▸ **Work required**: Please reproduce the full set of data below exactly.

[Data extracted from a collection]

________________________

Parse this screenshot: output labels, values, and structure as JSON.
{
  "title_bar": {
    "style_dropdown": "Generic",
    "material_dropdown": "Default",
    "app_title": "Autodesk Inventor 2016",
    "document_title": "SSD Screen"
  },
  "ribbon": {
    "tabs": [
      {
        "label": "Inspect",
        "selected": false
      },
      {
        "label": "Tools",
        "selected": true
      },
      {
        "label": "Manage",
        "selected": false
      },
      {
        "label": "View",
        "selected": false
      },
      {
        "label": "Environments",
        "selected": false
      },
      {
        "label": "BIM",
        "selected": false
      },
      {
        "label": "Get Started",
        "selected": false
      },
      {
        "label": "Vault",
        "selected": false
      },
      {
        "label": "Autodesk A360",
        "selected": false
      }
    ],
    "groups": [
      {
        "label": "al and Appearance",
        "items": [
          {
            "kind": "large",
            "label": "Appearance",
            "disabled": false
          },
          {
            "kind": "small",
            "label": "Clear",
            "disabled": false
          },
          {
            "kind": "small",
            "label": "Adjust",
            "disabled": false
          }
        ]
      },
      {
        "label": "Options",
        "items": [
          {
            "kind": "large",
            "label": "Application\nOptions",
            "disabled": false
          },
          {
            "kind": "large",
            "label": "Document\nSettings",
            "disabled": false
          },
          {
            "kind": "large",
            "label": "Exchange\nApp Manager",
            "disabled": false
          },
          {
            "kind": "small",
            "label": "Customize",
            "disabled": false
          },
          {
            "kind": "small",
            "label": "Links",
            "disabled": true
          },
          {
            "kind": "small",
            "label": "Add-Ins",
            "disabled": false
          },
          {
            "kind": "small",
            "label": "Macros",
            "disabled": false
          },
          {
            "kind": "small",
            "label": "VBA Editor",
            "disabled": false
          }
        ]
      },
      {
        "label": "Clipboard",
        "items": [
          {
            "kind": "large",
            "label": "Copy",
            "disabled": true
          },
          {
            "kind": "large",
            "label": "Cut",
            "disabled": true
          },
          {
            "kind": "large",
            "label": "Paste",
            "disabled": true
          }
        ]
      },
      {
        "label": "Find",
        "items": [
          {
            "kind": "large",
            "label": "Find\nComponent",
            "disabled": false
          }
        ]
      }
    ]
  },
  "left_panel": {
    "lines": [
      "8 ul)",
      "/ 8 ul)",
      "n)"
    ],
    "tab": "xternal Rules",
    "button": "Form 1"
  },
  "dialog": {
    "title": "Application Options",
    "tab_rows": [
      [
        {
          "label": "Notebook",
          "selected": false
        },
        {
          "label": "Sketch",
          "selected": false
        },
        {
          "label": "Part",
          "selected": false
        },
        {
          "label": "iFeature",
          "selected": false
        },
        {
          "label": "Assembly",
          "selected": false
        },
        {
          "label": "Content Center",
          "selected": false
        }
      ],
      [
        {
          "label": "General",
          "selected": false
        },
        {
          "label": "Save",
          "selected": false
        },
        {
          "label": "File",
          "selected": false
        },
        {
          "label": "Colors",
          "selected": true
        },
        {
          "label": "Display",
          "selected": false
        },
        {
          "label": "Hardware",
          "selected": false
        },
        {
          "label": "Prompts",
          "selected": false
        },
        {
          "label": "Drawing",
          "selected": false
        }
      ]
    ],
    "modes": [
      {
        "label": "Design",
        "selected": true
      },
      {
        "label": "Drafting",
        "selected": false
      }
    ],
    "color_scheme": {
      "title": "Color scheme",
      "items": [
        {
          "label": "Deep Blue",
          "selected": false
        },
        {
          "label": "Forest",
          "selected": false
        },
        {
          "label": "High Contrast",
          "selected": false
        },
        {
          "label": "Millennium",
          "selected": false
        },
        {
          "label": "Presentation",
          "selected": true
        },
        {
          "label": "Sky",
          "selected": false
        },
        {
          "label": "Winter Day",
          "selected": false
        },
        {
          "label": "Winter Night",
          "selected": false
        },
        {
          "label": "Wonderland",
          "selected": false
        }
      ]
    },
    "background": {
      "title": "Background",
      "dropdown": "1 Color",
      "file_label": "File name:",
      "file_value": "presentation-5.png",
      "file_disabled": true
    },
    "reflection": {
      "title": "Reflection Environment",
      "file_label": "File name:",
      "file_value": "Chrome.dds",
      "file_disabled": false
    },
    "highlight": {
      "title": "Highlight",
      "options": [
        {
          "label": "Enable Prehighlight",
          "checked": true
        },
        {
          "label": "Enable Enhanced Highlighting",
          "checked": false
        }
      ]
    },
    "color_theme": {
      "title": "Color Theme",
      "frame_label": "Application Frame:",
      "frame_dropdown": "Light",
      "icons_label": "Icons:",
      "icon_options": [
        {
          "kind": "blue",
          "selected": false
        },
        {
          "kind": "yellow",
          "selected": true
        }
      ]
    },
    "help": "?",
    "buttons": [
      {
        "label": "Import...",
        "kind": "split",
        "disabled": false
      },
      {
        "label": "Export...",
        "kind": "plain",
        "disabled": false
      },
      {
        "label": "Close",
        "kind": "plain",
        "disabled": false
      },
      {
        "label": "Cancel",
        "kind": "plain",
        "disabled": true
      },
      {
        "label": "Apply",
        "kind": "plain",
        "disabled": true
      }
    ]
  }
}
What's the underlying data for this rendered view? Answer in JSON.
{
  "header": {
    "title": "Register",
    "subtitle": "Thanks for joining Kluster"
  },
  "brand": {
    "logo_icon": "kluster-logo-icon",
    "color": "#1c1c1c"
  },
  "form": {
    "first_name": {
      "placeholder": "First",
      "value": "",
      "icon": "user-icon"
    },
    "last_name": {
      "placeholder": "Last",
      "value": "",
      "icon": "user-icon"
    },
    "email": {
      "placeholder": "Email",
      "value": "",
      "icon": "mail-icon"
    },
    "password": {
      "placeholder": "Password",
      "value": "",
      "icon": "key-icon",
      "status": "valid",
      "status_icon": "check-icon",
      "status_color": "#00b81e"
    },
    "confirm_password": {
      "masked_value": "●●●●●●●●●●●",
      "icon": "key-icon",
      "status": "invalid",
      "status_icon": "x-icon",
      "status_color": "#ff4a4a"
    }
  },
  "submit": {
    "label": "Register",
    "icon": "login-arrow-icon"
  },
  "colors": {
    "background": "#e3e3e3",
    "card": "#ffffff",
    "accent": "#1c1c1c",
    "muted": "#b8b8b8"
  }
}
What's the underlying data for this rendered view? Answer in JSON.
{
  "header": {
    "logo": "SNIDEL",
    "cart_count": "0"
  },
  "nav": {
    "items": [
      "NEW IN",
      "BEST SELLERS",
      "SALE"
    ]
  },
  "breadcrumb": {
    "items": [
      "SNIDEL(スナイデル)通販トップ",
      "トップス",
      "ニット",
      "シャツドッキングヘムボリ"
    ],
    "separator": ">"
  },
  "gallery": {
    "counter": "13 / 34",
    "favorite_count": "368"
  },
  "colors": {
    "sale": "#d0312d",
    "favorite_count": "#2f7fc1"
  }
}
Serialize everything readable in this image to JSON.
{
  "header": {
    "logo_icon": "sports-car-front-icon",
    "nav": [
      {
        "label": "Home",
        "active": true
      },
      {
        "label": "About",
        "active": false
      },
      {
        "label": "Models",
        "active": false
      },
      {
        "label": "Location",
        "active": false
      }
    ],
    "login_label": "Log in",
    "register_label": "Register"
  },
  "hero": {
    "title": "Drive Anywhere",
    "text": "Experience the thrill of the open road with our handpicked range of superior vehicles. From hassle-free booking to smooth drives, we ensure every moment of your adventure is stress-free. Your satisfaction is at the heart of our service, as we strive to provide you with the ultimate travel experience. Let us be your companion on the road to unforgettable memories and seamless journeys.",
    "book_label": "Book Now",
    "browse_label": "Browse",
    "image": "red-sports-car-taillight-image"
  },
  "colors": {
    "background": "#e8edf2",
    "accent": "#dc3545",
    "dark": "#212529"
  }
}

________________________

▸ **Response for this exercise**:
Parse this screenshot: output labels, values, and structure as JSON.
{
  "title_bar": {
    "style_dropdown": "Generic",
    "material_dropdown": "Default",
    "app_title": "Autodesk Inventor 2016",
    "document_title": "SSD Screen"
  },
  "ribbon": {
    "tabs": [
      {
        "label": "Inspect",
        "selected": false
      },
      {
        "label": "Tools",
        "selected": true
      },
      {
        "label": "Manage",
        "selected": false
      },
      {
        "label": "View",
        "selected": false
      },
      {
        "label": "Environments",
        "selected": false
      },
      {
        "label": "BIM",
        "selected": false
      },
      {
        "label": "Get Started",
        "selected": false
      },
      {
        "label": "Vault",
        "selected": false
      },
      {
        "label": "Autodesk A360",
        "selected": false
      }
    ],
    "groups": [
      {
        "label": "al and Appearance",
        "items": [
          {
            "kind": "large",
            "label": "Appearance",
            "disabled": false
          },
          {
            "kind": "small",
            "label": "Clear",
            "disabled": false
          },
          {
            "kind": "small",
            "label": "Adjust",
            "disabled": false
          }
        ]
      },
      {
        "label": "Options",
        "items": [
          {
            "kind": "large",
            "label": "Application\nOptions",
            "disabled": false
          },
          {
            "kind": "large",
            "label": "Document\nSettings",
            "disabled": false
          },
          {
            "kind": "large",
            "label": "Exchange\nApp Manager",
            "disabled": false
          },
          {
            "kind": "small",
            "label": "Customize",
            "disabled": false
          },
          {
            "kind": "small",
            "label": "Links",
            "disabled": true
          },
          {
            "kind": "small",
            "label": "Add-Ins",
            "disabled": false
          },
          {
            "kind": "small",
            "label": "Macros",
            "disabled": false
          },
          {
            "kind": "small",
            "label": "VBA Editor",
            "disabled": false
          }
        ]
      },
      {
        "label": "Clipboard",
        "items": [
          {
            "kind": "large",
            "label": "Copy",
            "disabled": true
          },
          {
            "kind": "large",
            "label": "Cut",
            "disabled": true
          },
          {
            "kind": "large",
            "label": "Paste",
            "disabled": true
          }
        ]
      },
      {
        "label": "Find",
        "items": [
          {
            "kind": "large",
            "label": "Find\nComponent",
            "disabled": false
          }
        ]
      }
    ]
  },
  "left_panel": {
    "lines": [
      "8 ul)",
      "/ 8 ul)",
      "n)"
    ],
    "tab": "xternal Rules",
    "button": "Form 1"
  },
  "dialog": {
    "title": "Application Options",
    "tab_rows": [
      [
        {
          "label": "Notebook",
          "selected": false
        },
        {
          "label": "Sketch",
          "selected": false
        },
        {
          "label": "Part",
          "selected": false
        },
        {
          "label": "iFeature",
          "selected": false
        },
        {
          "label": "Assembly",
          "selected": false
        },
        {
          "label": "Content Center",
          "selected": false
        }
      ],
      [
        {
          "label": "General",
          "selected": false
        },
        {
          "label": "Save",
          "selected": false
        },
        {
          "label": "File",
          "selected": false
        },
        {
          "label": "Colors",
          "selected": true
        },
        {
          "label": "Display",
          "selected": false
        },
        {
          "label": "Hardware",
          "selected": false
        },
        {
          "label": "Prompts",
          "selected": false
        },
        {
          "label": "Drawing",
          "selected": false
        }
      ]
    ],
    "modes": [
      {
        "label": "Design",
        "selected": true
      },
      {
        "label": "Drafting",
        "selected": false
      }
    ],
    "color_scheme": {
      "title": "Color scheme",
      "items": [
        {
          "label": "Deep Blue",
          "selected": false
        },
        {
          "label": "Forest",
          "selected": false
        },
        {
          "label": "High Contrast",
          "selected": false
        },
        {
          "label": "Millennium",
          "selected": false
        },
        {
          "label": "Presentation",
          "selected": true
        },
        {
          "label": "Sky",
          "selected": false
        },
        {
          "label": "Winter Day",
          "selected": false
        },
        {
          "label": "Winter Night",
          "selected": false
        },
        {
          "label": "Wonderland",
          "selected": false
        }
      ]
    },
    "background": {
      "title": "Background",
      "dropdown": "1 Color",
      "file_label": "File name:",
      "file_value": "presentation-5.png",
      "file_disabled": true
    },
    "reflection": {
      "title": "Reflection Environment",
      "file_label": "File name:",
      "file_value": "Chrome.dds",
      "file_disabled": false
    },
    "highlight": {
      "title": "Highlight",
      "options": [
        {
          "label": "Enable Prehighlight",
          "checked": true
        },
        {
          "label": "Enable Enhanced Highlighting",
          "checked": false
        }
      ]
    },
    "color_theme": {
      "title": "Color Theme",
      "frame_label": "Application Frame:",
      "frame_dropdown": "Light",
      "icons_label": "Icons:",
      "icon_options": [
        {
          "kind": "blue",
          "selected": false
        },
        {
          "kind": "yellow",
          "selected": true
        }
      ]
    },
    "help": "?",
    "buttons": [
      {
        "label": "Import...",
        "kind": "split",
        "disabled": false
      },
      {
        "label": "Export...",
        "kind": "plain",
        "disabled": false
      },
      {
        "label": "Close",
        "kind": "plain",
        "disabled": false
      },
      {
        "label": "Cancel",
        "kind": "plain",
        "disabled": true
      },
      {
        "label": "Apply",
        "kind": "plain",
        "disabled": true
      }
    ]
  }
}
What's the underlying data for this rendered view? Answer in JSON.
{
  "header": {
    "title": "Register",
    "subtitle": "Thanks for joining Kluster"
  },
  "brand": {
    "logo_icon": "kluster-logo-icon",
    "color": "#1c1c1c"
  },
  "form": {
    "first_name": {
      "placeholder": "First",
      "value": "",
      "icon": "user-icon"
    },
    "last_name": {
      "placeholder": "Last",
      "value": "",
      "icon": "user-icon"
    },
    "email": {
      "placeholder": "Email",
      "value": "",
      "icon": "mail-icon"
    },
    "password": {
      "placeholder": "Password",
      "value": "",
      "icon": "key-icon",
      "status": "valid",
      "status_icon": "check-icon",
      "status_color": "#00b81e"
    },
    "confirm_password": {
      "masked_value": "●●●●●●●●●●●",
      "icon": "key-icon",
      "status": "invalid",
      "status_icon": "x-icon",
      "status_color": "#ff4a4a"
    }
  },
  "submit": {
    "label": "Register",
    "icon": "login-arrow-icon"
  },
  "colors": {
    "background": "#e3e3e3",
    "card": "#ffffff",
    "accent": "#1c1c1c",
    "muted": "#b8b8b8"
  }
}
What's the underlying data for this rendered view? Answer in JSON.
{
  "header": {
    "logo": "SNIDEL",
    "cart_count": "0"
  },
  "nav": {
    "items": [
      "NEW IN",
      "BEST SELLERS",
      "SALE"
    ]
  },
  "breadcrumb": {
    "items": [
      "SNIDEL(スナイデル)通販トップ",
      "トップス",
      "ニット",
      "シャツドッキングヘムボリ"
    ],
    "separator": ">"
  },
  "gallery": {
    "counter": "13 / 34",
    "favorite_count": "368"
  },
  "colors": {
    "sale": "#d0312d",
    "favorite_count": "#2f7fc1"
  }
}
Serialize everything readable in this image to JSON.
{
  "header": {
    "logo_icon": "sports-car-front-icon",
    "nav": [
      {
        "label": "Home",
        "active": true
      },
      {
        "label": "About",
        "active": false
      },
      {
        "label": "Models",
        "active": false
      },
      {
        "label": "Location",
        "active": false
      }
    ],
    "login_label": "Log in",
    "register_label": "Register"
  },
  "hero": {
    "title": "Drive Anywhere",
    "text": "Experience the thrill of the open road with our handpicked range of superior vehicles. From hassle-free booking to smooth drives, we ensure every moment of your adventure is stress-free. Your satisfaction is at the heart of our service, as we strive to provide you with the ultimate travel experience. Let us be your companion on the road to unforgettable memories and seamless journeys.",
    "book_label": "Book Now",
    "browse_label": "Browse",
    "image": "red-sports-car-taillight-image"
  },
  "colors": {
    "background": "#e8edf2",
    "accent": "#dc3545",
    "dark": "#212529"
  }
}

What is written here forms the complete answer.